#### [ACTIVITY]
Go through the entries, filter for the word "missing", and copy every line that has it.

#### [SOURCE DATA]
★ ★ ★ ★ ★
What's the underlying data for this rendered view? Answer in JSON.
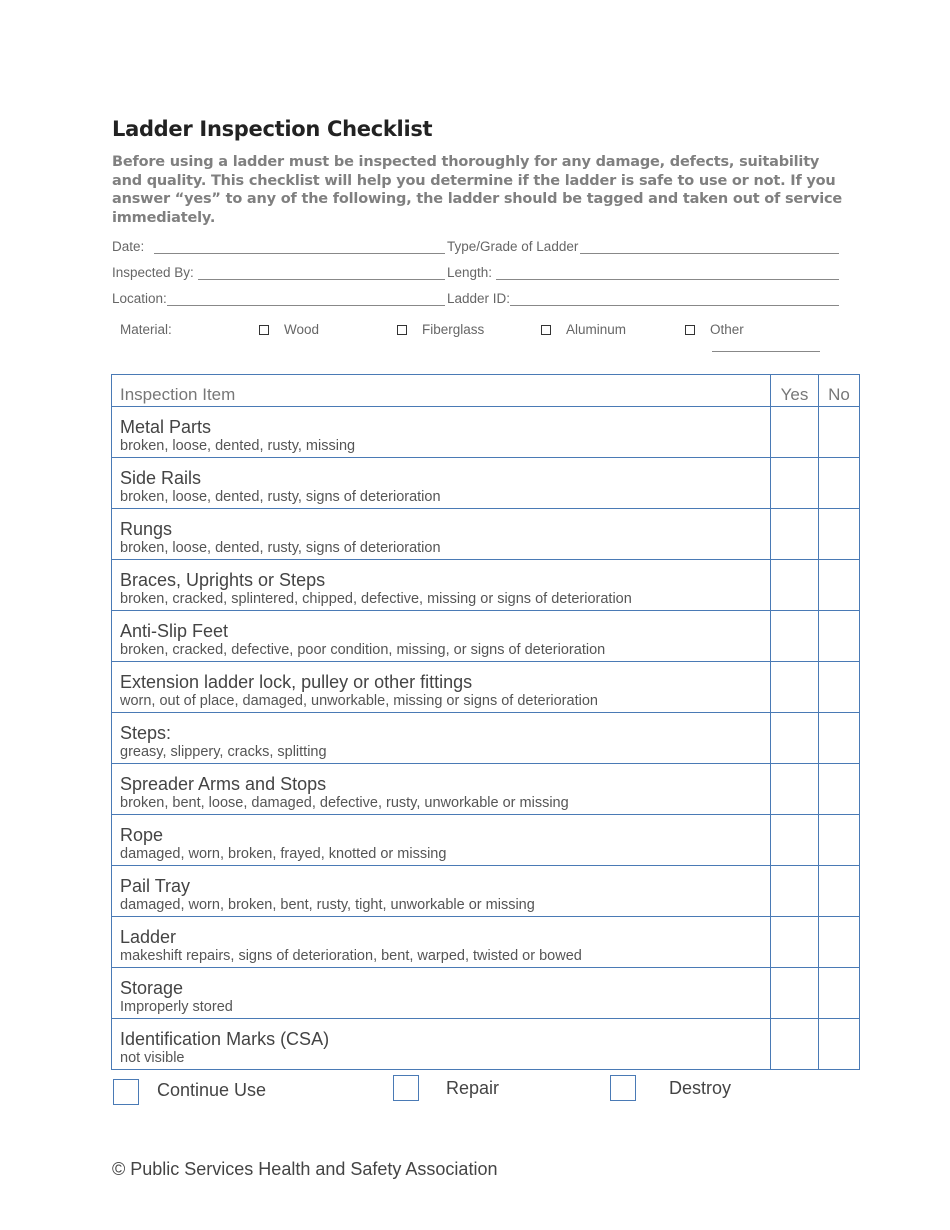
{
  "document": {
    "title": "Ladder Inspection Checklist",
    "intro": "Before using a ladder must be inspected thoroughly for any damage, defects, suitability and quality. This checklist will help you determine if the ladder is safe to use or not. If you answer “yes” to any of the following, the ladder should be tagged and taken out of service immediately."
  },
  "fields": {
    "date": {
      "label": "Date:",
      "value": ""
    },
    "type_grade": {
      "label": "Type/Grade of Ladder",
      "value": ""
    },
    "inspected_by": {
      "label": "Inspected By:",
      "value": ""
    },
    "length": {
      "label": "Length:",
      "value": ""
    },
    "location": {
      "label": "Location:",
      "value": ""
    },
    "ladder_id": {
      "label": "Ladder ID:",
      "value": ""
    }
  },
  "material": {
    "label": "Material:",
    "options": [
      {
        "label": "Wood",
        "checked": false
      },
      {
        "label": "Fiberglass",
        "checked": false
      },
      {
        "label": "Aluminum",
        "checked": false
      },
      {
        "label": "Other",
        "checked": false
      }
    ]
  },
  "table": {
    "headers": {
      "item": "Inspection Item",
      "yes": "Yes",
      "no": "No"
    },
    "rows": [
      {
        "name": "Metal Parts",
        "desc": "broken, loose, dented, rusty, missing"
      },
      {
        "name": "Side Rails",
        "desc": "broken, loose, dented, rusty, signs of deterioration"
      },
      {
        "name": "Rungs",
        "desc": "broken, loose, dented, rusty, signs of deterioration"
      },
      {
        "name": "Braces, Uprights or Steps",
        "desc": "broken, cracked, splintered, chipped, defective, missing or signs of deterioration"
      },
      {
        "name": "Anti-Slip Feet",
        "desc": "broken, cracked, defective, poor condition, missing, or signs of deterioration"
      },
      {
        "name": "Extension ladder lock, pulley or other fittings",
        "desc": "worn, out of place, damaged, unworkable, missing or signs of deterioration"
      },
      {
        "name": "Steps:",
        "desc": "greasy, slippery, cracks, splitting"
      },
      {
        "name": "Spreader Arms and Stops",
        "desc": "broken, bent, loose, damaged, defective, rusty, unworkable or missing"
      },
      {
        "name": "Rope",
        "desc": "damaged, worn, broken, frayed, knotted or missing"
      },
      {
        "name": "Pail Tray",
        "desc": "damaged, worn, broken, bent, rusty, tight, unworkable or missing"
      },
      {
        "name": "Ladder",
        "desc": "makeshift repairs, signs of deterioration, bent, warped, twisted or bowed"
      },
      {
        "name": "Storage",
        "desc": "Improperly stored"
      },
      {
        "name": "Identification Marks (CSA)",
        "desc": "not visible"
      }
    ]
  },
  "outcomes": [
    {
      "label": "Continue Use",
      "checked": false
    },
    {
      "label": "Repair",
      "checked": false
    },
    {
      "label": "Destroy",
      "checked": false
    }
  ],
  "footer": "© Public Services Health and Safety Association",
  "colors": {
    "table_border": "#4a7ab5",
    "intro_text": "#808080"
  }
}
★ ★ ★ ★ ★
#### [RESPONSE BOX]
        "desc": "broken, loose, dented, rusty, missing"
        "desc": "broken, cracked, splintered, chipped, defective, missing or signs of deterioration"
        "desc": "broken, cracked, defective, poor condition, missing, or signs of deterioration"
        "desc": "worn, out of place, damaged, unworkable, missing or signs of deterioration"
        "desc": "broken, bent, loose, damaged, defective, rusty, unworkable or missing"
        "desc": "damaged, worn, broken, frayed, knotted or missing"
        "desc": "damaged, worn, broken, bent, rusty, tight, unworkable or missing"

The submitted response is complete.